Three wounded after rockets land near Kabul police academy in IS-claimed attack

Three wounded after rockets land near Kabul police academy in IS-claimed attack
2 min read
24 July, 2018
Afghanistan's capital has been struck by a rocket attack just two days after a deadly suicide bombing at the city's international airport.
The Afghan capital was hit with a deadly suicide blast on Sunday [AFP]

At least three people were wounded in Kabul on Tuesday after three rockets were fired into the Afghan capital, police said.

The rockets landed in residential areas "near the mountains in PD5 (police district)" in the west of the city, police spokesman Hashmat Stanikzai said. It is not clear if a nearby police academy was the intended target.

Police have been deployed to find the launch site, Stanikzai added.

No group has come forward to claim responsibility.

The rocket attacks come just two days after a suicide bomber killed 23 people and wounded a further 107 near Kabul international airport.

Sunday's attack was claimed by the Islamic State group (IS), which said it had targeted Afghan Vice President Abdul Rashid Dostum, who returned to Kabul after more than a year in exile.

Scores of government officials, political leaders and supporters had gone to the airport to welcome home Dostum, a powerful ethnic Uzbek leader and former warlord.

Dostum was unharmed in the attack, his armoured vehicle having already whisked him away when the bomber struck.

The attacks also came a day after top US commanders told reporters in Kabul that they were seeing progress in the nearly 17-year war.

General Joseph Votel, who heads the Central Command that oversees US operations in the region, expressed "cautious optimism" that President Donald Trump's South Asia strategy was working.

As evidence, Votel pointed to the Afghan government's unilateral ceasefire last month that was reciprocated by the Taliban for three days - the first formal nationwide truce since the war started.
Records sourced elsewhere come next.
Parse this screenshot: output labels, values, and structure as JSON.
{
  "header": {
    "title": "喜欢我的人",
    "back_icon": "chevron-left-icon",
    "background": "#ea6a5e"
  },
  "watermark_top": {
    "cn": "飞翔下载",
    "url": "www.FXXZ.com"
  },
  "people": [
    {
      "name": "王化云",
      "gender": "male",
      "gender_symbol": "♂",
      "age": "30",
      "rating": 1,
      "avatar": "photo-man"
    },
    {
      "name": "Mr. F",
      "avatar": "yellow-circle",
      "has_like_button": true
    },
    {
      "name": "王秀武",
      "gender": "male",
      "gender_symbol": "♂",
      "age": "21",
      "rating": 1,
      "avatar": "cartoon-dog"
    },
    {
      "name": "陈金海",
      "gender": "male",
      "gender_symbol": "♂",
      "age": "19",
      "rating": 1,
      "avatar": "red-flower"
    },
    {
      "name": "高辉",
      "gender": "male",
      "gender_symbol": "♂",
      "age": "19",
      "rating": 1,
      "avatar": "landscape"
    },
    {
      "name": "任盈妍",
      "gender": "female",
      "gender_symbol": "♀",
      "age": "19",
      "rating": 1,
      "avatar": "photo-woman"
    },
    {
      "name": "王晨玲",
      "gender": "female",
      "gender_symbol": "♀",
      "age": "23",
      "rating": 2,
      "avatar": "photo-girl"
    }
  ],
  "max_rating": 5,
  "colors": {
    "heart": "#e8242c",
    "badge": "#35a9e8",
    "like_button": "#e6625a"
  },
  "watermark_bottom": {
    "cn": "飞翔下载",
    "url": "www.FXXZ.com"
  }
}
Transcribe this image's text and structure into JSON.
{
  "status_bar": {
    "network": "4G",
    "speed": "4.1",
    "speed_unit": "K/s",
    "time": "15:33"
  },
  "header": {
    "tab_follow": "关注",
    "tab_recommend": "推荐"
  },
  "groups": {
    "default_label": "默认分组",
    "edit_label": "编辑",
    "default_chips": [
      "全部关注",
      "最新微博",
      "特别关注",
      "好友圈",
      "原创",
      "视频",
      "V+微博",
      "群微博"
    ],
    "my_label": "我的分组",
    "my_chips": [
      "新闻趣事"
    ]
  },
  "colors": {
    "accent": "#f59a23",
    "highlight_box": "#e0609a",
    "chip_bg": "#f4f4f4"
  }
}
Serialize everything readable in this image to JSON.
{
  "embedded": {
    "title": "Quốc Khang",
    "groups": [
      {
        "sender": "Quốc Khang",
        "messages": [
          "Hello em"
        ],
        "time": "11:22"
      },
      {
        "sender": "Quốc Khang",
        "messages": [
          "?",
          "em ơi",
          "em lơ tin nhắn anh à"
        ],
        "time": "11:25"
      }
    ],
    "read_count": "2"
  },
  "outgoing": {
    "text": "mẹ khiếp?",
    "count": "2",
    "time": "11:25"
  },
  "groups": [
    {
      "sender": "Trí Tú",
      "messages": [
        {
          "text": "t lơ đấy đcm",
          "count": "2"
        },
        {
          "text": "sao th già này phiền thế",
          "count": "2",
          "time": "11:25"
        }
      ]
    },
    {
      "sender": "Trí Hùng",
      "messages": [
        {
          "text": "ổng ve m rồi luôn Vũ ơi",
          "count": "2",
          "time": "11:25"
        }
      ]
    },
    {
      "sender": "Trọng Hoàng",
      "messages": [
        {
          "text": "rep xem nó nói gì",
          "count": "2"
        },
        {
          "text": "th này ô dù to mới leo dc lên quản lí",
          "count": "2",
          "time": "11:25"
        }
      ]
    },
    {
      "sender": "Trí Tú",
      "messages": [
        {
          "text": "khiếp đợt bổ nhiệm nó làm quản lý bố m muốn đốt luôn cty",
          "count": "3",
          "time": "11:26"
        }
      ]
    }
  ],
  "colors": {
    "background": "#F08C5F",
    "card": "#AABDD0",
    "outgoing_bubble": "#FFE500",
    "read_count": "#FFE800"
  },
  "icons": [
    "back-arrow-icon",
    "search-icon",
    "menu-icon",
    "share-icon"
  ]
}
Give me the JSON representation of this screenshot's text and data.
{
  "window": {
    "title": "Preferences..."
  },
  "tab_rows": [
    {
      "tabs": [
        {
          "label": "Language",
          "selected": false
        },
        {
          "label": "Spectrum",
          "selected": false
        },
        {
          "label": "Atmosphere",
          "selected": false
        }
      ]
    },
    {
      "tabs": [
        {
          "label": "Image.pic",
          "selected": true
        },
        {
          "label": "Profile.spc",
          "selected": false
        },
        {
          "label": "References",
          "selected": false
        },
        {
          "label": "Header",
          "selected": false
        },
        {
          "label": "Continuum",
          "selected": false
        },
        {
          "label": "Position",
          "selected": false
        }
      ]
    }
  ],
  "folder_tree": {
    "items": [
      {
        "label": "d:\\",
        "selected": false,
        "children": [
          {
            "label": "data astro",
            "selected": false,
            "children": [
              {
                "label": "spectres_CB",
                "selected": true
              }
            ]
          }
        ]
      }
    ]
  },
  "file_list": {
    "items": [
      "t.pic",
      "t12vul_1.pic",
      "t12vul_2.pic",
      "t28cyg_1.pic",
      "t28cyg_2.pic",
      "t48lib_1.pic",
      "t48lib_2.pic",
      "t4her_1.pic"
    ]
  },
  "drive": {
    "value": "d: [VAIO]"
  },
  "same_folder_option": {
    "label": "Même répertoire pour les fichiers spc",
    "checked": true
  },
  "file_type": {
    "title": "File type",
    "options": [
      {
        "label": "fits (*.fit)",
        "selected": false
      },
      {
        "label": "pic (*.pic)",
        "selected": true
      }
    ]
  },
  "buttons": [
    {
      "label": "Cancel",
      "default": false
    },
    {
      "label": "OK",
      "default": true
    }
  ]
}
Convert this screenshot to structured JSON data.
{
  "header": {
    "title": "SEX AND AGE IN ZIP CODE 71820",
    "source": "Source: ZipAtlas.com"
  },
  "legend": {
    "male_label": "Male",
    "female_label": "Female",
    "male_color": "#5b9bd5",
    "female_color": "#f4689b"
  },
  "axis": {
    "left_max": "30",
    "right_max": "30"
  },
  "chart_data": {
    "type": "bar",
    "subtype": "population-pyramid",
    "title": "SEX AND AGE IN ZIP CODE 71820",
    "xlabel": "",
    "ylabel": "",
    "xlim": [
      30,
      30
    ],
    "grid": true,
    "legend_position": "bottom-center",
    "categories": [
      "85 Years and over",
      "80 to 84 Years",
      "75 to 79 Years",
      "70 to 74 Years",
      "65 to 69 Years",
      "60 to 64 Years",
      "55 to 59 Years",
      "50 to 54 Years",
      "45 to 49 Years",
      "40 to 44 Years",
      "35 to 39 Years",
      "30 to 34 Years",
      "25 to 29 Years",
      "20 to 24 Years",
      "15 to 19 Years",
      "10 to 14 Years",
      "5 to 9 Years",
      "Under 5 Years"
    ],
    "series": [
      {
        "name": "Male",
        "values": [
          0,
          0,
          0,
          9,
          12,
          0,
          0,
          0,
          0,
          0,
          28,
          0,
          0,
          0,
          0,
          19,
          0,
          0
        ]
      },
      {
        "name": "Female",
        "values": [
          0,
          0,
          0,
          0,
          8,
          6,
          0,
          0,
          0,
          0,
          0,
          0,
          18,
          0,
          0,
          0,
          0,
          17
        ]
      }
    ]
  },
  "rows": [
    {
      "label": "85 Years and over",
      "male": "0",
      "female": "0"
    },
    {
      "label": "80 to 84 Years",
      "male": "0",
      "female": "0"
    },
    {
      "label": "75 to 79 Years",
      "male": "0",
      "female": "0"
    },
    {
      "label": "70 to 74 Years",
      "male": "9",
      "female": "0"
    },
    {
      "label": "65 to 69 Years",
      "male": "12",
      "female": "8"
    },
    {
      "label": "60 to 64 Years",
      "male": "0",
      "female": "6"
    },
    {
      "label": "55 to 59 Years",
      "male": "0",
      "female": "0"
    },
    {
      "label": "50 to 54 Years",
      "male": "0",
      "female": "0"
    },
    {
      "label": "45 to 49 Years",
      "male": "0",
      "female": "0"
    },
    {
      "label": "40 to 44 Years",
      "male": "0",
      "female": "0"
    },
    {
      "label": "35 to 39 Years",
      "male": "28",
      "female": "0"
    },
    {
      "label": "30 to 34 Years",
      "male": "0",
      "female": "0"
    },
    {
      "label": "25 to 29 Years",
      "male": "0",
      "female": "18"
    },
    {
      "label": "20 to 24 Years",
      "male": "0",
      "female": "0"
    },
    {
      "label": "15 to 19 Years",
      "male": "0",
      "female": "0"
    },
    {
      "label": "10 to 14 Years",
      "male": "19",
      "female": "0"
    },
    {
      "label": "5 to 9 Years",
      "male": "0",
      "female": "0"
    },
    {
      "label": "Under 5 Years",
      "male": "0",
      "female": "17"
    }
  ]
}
"Our campaign approach of (increasing) military pressure provided the time and space for diplomatic and social pressure to pursue this opportunity," Votel said.